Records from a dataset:

----

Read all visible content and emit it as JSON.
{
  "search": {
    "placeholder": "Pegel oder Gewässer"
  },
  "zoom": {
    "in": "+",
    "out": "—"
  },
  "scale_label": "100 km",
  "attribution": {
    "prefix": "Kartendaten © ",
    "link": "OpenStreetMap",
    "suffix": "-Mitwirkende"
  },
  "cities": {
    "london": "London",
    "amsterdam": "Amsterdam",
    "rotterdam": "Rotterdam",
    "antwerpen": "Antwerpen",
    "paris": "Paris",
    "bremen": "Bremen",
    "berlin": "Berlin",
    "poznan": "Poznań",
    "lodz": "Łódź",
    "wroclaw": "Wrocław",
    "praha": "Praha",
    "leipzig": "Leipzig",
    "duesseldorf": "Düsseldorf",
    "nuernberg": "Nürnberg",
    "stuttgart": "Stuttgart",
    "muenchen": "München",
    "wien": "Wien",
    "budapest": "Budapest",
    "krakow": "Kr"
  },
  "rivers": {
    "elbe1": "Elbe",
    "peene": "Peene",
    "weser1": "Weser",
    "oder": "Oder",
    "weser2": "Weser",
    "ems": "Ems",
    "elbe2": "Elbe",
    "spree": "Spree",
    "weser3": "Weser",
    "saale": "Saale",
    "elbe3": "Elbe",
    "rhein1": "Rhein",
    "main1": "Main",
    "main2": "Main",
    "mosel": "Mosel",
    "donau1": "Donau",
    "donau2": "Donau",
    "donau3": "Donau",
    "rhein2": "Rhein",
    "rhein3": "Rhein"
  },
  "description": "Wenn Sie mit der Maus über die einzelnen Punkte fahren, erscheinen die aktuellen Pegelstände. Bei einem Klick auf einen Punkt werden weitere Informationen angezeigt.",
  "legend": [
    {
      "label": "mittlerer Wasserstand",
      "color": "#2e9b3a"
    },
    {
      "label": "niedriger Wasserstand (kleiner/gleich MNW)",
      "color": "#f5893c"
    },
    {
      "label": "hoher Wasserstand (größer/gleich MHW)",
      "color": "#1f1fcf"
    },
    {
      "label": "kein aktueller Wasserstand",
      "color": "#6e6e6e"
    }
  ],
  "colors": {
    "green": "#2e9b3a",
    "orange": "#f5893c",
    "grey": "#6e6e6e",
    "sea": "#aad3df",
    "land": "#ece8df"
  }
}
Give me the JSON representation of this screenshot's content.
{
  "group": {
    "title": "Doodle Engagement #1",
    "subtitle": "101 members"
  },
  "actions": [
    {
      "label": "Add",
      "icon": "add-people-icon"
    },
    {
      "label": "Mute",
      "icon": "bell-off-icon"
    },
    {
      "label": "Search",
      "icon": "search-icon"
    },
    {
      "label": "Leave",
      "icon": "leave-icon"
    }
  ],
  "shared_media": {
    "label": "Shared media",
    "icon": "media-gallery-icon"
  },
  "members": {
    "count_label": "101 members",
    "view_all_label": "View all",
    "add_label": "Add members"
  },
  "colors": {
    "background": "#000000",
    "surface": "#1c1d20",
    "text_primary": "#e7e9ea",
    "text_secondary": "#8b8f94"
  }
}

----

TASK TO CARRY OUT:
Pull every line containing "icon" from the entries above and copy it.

RESPONSE TO THIS TASK:
      "icon": "add-people-icon"
      "icon": "bell-off-icon"
      "icon": "search-icon"
      "icon": "leave-icon"
    "icon": "media-gallery-icon"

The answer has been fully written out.